## Task directions
I need every line that includes the word "Workpapers" copied from the material.

Start of Available data

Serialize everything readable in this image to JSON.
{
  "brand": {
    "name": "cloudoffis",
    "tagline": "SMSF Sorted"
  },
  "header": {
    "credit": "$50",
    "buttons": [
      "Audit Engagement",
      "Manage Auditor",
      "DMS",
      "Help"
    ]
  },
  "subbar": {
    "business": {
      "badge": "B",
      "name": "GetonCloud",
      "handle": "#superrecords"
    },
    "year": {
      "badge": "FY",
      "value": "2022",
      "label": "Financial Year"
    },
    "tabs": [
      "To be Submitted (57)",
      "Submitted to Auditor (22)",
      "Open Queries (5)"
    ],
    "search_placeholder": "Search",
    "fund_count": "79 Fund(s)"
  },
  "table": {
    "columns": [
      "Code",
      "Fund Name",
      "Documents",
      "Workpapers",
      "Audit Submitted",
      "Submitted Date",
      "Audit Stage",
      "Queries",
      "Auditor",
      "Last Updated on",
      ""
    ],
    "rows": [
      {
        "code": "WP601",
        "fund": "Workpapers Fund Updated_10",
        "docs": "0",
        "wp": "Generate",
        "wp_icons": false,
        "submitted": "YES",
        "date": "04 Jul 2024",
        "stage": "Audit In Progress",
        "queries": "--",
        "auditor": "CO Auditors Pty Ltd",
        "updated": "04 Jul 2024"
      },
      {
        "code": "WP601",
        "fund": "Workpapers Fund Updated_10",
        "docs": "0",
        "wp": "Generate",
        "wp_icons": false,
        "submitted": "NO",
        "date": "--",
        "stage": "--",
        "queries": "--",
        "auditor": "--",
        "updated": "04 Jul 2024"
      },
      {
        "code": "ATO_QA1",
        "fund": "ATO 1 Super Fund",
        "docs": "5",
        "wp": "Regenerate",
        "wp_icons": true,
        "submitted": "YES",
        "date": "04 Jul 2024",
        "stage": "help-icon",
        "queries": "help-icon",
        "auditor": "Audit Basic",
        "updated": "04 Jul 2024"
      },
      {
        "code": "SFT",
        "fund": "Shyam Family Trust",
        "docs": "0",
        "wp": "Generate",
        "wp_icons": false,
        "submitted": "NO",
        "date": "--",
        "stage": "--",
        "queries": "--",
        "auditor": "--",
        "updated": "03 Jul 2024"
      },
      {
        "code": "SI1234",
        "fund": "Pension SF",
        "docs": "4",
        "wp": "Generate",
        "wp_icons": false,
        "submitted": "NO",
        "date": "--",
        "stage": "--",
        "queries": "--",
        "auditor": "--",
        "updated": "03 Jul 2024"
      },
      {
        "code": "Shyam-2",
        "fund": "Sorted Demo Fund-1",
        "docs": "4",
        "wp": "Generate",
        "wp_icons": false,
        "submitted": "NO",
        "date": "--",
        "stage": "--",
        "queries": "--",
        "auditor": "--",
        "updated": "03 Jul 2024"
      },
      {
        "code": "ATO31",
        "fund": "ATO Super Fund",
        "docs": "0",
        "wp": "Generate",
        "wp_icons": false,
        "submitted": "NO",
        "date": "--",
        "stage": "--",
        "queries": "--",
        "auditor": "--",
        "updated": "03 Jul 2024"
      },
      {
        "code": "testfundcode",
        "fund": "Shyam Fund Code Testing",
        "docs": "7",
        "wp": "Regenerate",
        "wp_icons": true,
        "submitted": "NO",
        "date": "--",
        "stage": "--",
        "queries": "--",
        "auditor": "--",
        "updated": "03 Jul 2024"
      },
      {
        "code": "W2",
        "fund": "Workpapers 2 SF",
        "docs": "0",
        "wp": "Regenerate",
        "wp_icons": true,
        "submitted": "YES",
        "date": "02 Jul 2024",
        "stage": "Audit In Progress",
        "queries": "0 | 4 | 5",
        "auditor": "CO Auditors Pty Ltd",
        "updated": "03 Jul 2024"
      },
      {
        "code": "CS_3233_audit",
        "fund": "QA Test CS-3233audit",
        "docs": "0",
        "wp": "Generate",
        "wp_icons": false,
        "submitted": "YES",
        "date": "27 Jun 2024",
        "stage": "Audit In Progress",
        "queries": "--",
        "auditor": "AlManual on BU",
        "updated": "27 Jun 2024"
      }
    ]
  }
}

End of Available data

## Answer box
      "Workpapers",
        "fund": "Workpapers Fund Updated_10",
        "fund": "Workpapers Fund Updated_10",
        "fund": "Workpapers 2 SF",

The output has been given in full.